### Task directions
Each line below with the string "JSON" should be copied.

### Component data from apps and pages
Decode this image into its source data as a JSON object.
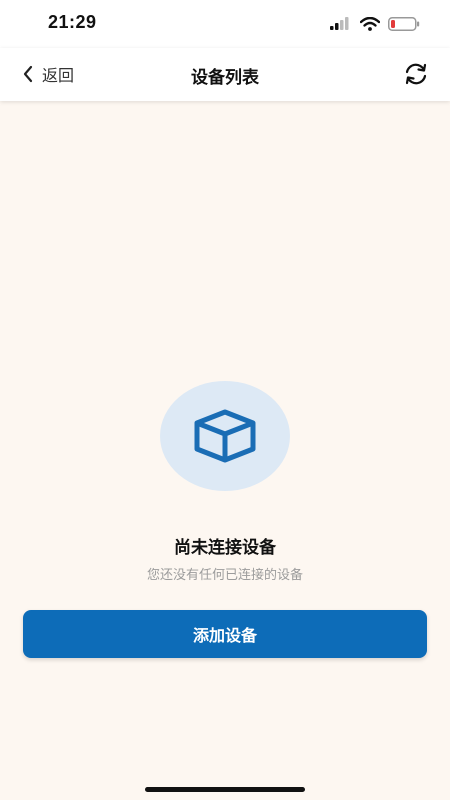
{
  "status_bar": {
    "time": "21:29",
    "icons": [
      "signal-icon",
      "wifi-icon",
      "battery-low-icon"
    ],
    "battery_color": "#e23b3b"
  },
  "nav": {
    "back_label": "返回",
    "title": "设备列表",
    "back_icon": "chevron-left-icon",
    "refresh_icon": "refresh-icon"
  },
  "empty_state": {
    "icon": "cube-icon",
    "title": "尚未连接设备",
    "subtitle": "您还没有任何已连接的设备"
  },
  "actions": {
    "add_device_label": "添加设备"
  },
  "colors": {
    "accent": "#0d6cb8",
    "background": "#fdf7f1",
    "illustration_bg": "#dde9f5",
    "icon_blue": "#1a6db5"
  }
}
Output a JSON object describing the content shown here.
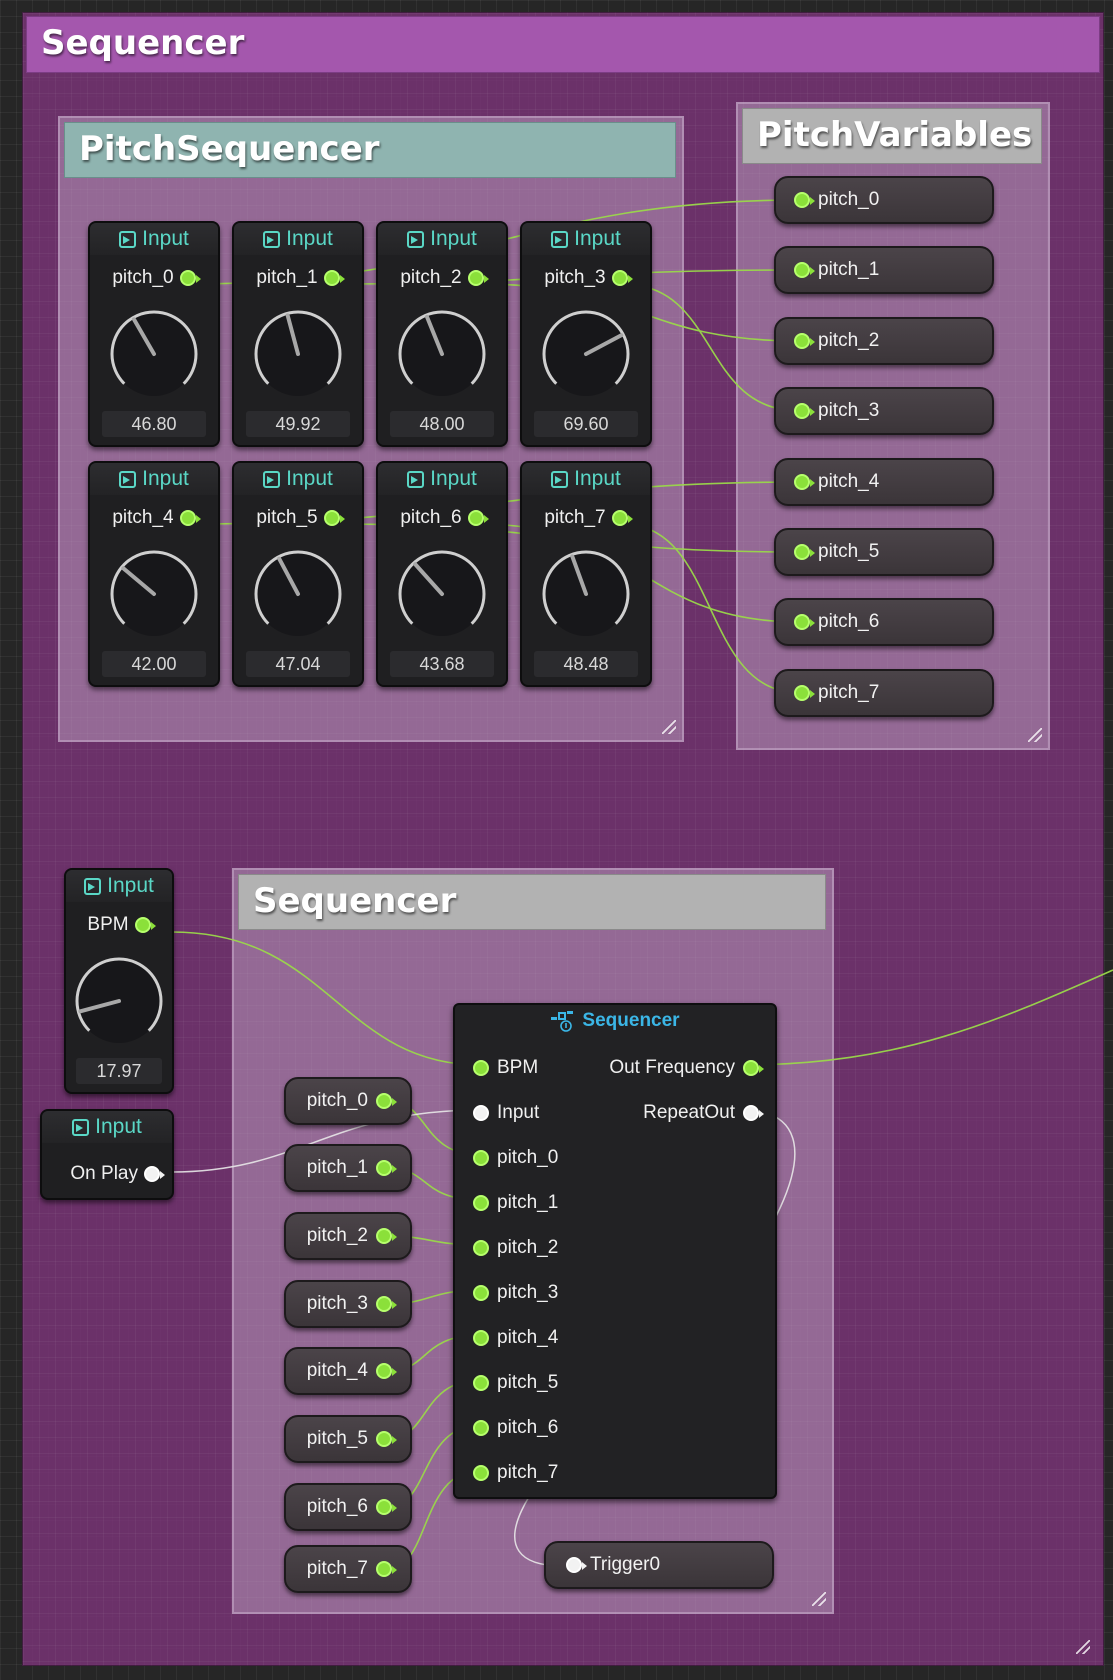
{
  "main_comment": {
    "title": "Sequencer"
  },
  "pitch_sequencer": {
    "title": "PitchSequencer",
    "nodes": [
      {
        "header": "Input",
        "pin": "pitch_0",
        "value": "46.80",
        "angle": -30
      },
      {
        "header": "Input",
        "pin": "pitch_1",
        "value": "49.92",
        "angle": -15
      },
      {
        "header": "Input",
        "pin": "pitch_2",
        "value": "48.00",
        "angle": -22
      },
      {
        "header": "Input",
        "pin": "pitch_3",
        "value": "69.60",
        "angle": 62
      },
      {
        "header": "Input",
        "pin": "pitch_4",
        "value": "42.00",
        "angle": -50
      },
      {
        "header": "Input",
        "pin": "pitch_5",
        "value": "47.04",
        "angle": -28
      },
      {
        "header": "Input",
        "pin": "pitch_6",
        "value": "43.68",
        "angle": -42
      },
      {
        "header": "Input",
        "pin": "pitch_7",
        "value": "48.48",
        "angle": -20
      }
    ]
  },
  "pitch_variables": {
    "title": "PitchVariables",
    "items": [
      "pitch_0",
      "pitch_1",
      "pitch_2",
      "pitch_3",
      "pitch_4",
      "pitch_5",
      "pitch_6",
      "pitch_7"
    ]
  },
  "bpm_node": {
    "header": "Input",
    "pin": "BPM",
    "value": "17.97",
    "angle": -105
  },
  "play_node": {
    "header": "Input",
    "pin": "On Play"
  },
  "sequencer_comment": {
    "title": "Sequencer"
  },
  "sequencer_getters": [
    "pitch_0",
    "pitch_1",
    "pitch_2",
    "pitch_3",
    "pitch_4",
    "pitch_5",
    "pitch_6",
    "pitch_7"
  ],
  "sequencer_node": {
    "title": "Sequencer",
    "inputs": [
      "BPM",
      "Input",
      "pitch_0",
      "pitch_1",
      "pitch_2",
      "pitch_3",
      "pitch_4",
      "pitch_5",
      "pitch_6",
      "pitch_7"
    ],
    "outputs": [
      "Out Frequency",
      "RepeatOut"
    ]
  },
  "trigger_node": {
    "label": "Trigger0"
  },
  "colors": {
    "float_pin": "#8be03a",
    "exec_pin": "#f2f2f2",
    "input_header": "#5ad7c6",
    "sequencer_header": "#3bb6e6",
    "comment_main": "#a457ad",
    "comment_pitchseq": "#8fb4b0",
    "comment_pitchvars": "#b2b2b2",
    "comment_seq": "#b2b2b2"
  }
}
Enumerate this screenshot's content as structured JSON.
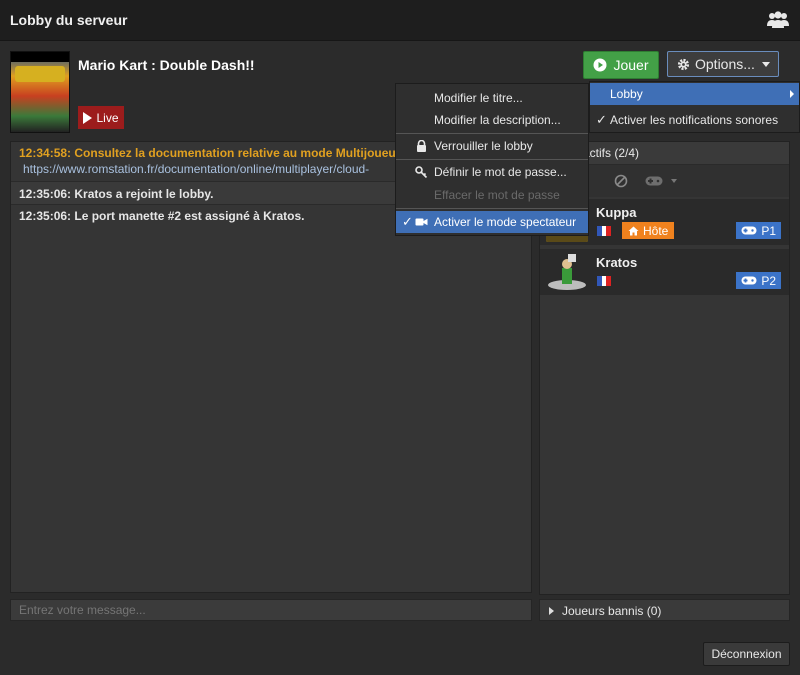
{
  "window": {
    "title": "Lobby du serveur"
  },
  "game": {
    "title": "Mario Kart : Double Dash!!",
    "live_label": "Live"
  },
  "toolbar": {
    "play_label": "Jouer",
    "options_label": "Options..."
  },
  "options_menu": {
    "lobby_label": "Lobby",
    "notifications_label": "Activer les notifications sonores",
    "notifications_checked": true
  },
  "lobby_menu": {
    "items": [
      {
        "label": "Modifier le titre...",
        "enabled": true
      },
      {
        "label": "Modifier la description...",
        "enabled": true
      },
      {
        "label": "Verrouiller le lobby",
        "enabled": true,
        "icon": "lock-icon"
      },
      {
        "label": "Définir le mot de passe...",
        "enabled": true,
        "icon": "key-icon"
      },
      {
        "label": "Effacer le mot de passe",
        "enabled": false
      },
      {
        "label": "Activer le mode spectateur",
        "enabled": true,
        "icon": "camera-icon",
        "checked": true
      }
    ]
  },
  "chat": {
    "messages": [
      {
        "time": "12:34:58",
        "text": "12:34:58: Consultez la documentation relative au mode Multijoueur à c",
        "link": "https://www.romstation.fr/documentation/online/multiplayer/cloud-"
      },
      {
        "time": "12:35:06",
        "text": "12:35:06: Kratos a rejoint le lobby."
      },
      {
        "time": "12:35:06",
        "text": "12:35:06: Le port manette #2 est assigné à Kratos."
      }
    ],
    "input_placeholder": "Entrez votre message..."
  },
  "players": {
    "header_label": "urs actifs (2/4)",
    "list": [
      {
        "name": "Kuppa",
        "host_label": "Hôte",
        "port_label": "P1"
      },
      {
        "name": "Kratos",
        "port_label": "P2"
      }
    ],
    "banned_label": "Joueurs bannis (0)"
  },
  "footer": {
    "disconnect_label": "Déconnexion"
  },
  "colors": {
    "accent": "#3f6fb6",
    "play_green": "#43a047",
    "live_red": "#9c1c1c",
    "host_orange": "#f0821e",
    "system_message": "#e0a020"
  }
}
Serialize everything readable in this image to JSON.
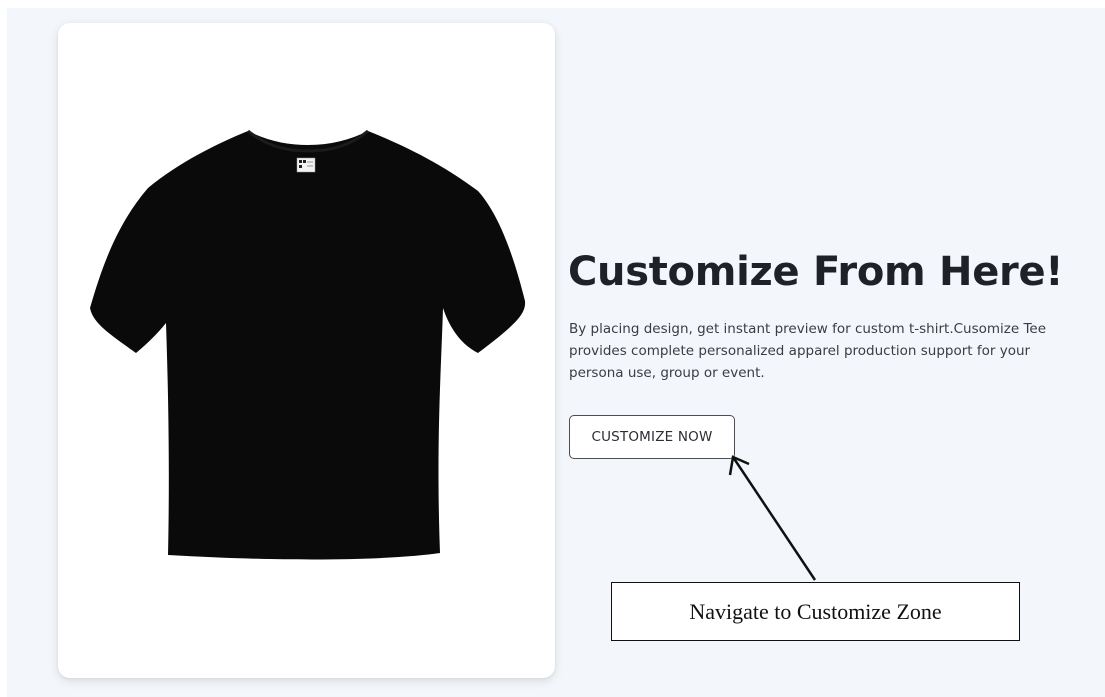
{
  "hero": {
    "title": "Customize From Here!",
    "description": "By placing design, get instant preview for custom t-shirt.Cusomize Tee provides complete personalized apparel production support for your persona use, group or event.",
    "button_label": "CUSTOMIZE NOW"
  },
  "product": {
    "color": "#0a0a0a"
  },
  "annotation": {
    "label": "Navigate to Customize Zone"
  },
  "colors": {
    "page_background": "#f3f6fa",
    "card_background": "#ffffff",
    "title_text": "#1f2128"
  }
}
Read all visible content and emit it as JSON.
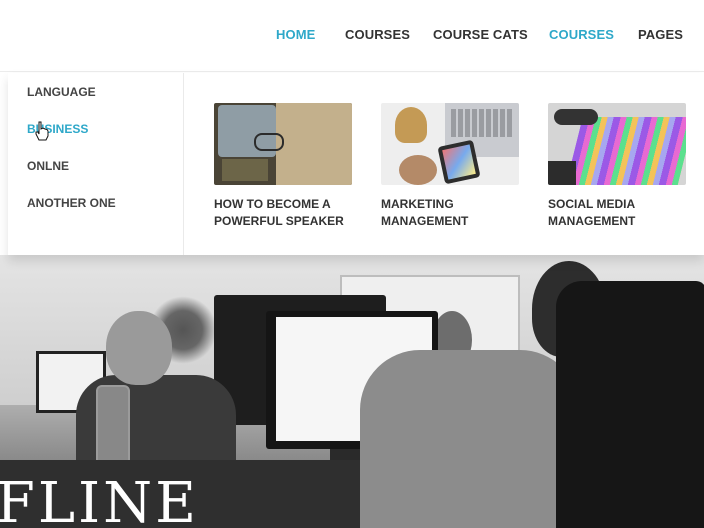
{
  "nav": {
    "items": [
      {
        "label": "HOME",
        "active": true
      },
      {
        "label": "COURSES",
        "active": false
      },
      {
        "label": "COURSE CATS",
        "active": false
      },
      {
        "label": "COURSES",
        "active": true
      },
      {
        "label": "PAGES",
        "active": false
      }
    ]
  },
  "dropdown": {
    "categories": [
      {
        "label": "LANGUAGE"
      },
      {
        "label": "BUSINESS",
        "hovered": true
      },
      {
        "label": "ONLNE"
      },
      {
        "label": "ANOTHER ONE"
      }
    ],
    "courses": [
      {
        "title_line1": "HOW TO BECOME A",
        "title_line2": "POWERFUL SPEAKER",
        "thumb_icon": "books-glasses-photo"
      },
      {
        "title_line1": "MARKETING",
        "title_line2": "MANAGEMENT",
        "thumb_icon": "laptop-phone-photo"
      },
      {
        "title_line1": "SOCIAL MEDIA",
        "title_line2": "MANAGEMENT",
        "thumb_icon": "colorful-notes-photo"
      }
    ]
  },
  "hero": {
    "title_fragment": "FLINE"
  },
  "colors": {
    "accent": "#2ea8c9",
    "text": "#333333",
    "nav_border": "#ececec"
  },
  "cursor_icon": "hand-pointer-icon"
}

### Answer section
Decode this image into its source data as a JSON object.
Output a JSON object describing the content shown here.
Enumerate this screenshot's content as structured JSON.
Serialize everything readable in this image to JSON.
Read all visible content and emit it as JSON.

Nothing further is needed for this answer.